Schematic of system with two-pipe closed loop that can provide both heating and cooling.
System heats the Whistler Athletes’ Village even when the wastewater effluent temperature is low.
The Whistler Athletes’ Village District Energy-Sharing System (DESS) extracts heat from treated sewage effluent and circulates it through a two-pipe, closed-loop system. It is unusual because it extracts low-temperature ambient heat, enabling it to provide both heating and cooling.
The Whistler DESS provides space heating, domestic hot water heating, and cooling for 2,200 users occupying 85,000 square metres of space. The system is one of the first closed-looped, heating and cooling district energy systems in the world, and should reduce greenhouse gas emissions by 96% over conventional heating technologies.
Prime consultants Kerr Wood Leidal Associates, in partnership with DEC Design Mechanical Consultants, were asked initially to analyze potential heat recovery from four sources: treated wastewater effluent, methane gas from a nearby landfill, groundwater, and geo-exchange. Ultimately, the team determined that treated wastewater effluent was the most reliable and cost-effective option. The analysis revealed that wastewater effluent is a high-capac-ity, reliable, and long-term energy source that can provide 97% of the Village’s annual heat energy requirements.
Installed last year, the system uses submersible pumps located in a chamber just downstream of the wastewater plant to pump the treated effluent into the DESS mechanical room, where heat is transferred by heat exchangers into a closed-loop energy distribution system. The clean water is then pumped through a high density polyethylene pipe system to the Athletes’ Village. Heat pumps within the village buildings transfer the low intensity energy from the DESS to higher intensity energy for heating and cooling purposes.
Designing the Whistler system was extremely complicated because of the degree of variability in the energy source and variable demands. Further complicating matters was the need for the system to perform in a cold climate.
The size of the distribution network’s piping creates thermal storage, which can be conditioned to reduce the system’s peak loads. When combined with the system’s ability to add other renewable energy sources, the storage capacity further reduces the system’s reliance on back-up gas-fired boilers.

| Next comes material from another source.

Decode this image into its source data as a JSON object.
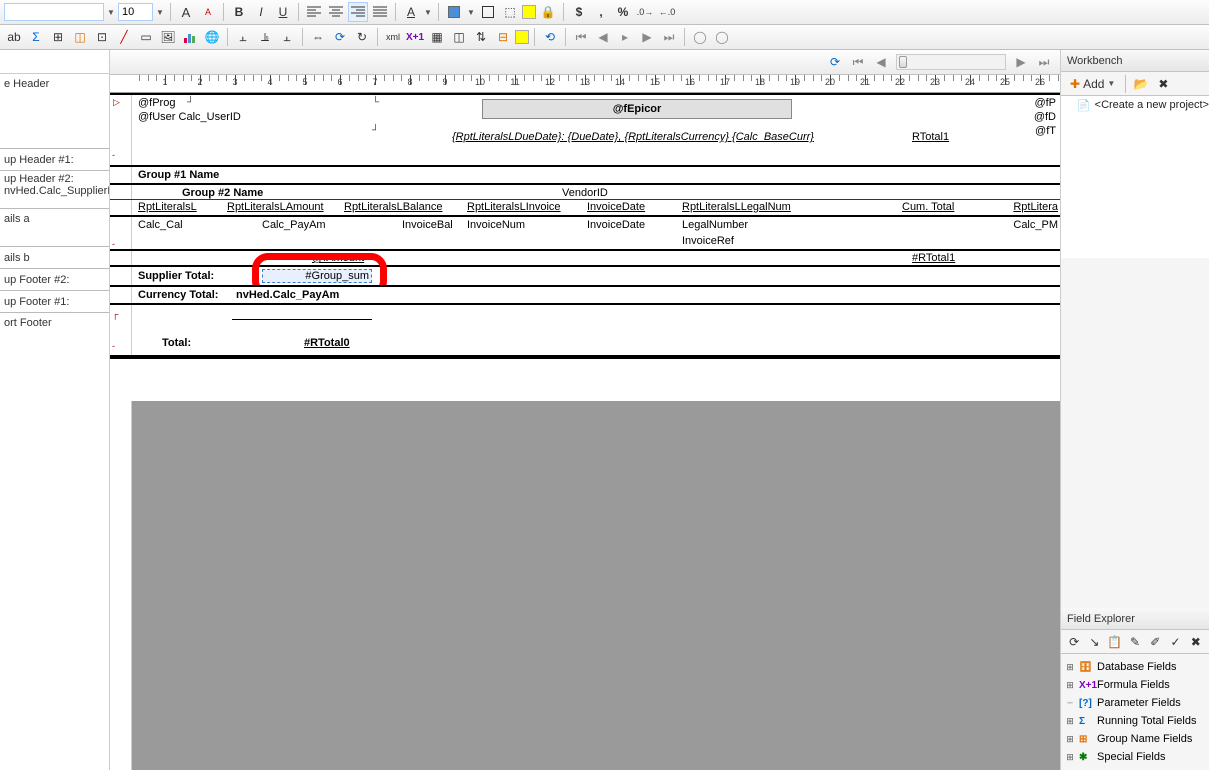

The system can function in either a heating or cooling mode, or both at the same time. It was necessary to ensure that freezing would not occur under extreme weather conditions, but for both financial and environmental protection reasons, the potential use of anti-freeze was successfully avoided. The system has a design life of at least 50 years, requires little maintenance, and is inexpensive to operate.
It is projected that the system will produce up to 11,000 megawatt hours of building heating energy per year, using energy that would otherwise be wasted.
Project: Whistler Athletes’ Village Low-Temperature District Energy-Sharing System, B.C.
Award-winning firms: Kerr Wood Leidal Associates (Neil McDonald, P. Eng.), DEC Design Mechanical Consultants (William Vaughan, P. Eng., Tom Ren, P. Eng.)
Owner: Whistler 2020 Development Corporation
Other key players: Empac Engineering, Pro-Site Management, Graham Construction & Engineering, Whistler Excavations
Supplier: Camus Hydronics (boilers)